+++ Data in this exercise +++

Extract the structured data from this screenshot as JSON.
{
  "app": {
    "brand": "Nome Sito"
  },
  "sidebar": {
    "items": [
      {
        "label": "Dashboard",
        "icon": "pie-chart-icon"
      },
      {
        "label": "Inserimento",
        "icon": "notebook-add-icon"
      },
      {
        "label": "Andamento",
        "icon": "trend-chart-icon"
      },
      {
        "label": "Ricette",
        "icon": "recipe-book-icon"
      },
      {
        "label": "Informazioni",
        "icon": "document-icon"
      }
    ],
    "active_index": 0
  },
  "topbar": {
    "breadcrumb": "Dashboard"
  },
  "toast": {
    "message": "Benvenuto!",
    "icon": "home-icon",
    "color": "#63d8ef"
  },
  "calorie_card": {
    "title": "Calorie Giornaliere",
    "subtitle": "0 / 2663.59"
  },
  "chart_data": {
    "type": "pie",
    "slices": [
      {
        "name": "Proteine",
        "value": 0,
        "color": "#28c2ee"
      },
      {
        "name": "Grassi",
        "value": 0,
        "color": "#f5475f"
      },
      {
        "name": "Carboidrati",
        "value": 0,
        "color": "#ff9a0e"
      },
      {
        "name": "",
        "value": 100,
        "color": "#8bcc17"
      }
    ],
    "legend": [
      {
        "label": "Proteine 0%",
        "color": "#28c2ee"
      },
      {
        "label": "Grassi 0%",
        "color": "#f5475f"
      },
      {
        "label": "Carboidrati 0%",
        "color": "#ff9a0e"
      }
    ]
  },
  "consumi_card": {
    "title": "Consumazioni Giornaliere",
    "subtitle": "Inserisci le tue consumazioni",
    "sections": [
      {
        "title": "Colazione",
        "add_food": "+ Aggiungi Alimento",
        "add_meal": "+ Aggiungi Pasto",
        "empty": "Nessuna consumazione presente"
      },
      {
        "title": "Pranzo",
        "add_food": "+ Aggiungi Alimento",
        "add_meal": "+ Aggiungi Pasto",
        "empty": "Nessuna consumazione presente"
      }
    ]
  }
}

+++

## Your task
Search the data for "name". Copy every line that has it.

## The answer
        "name": "Proteine",
        "name": "Grassi",
        "name": "Carboidrati",
        "name": "",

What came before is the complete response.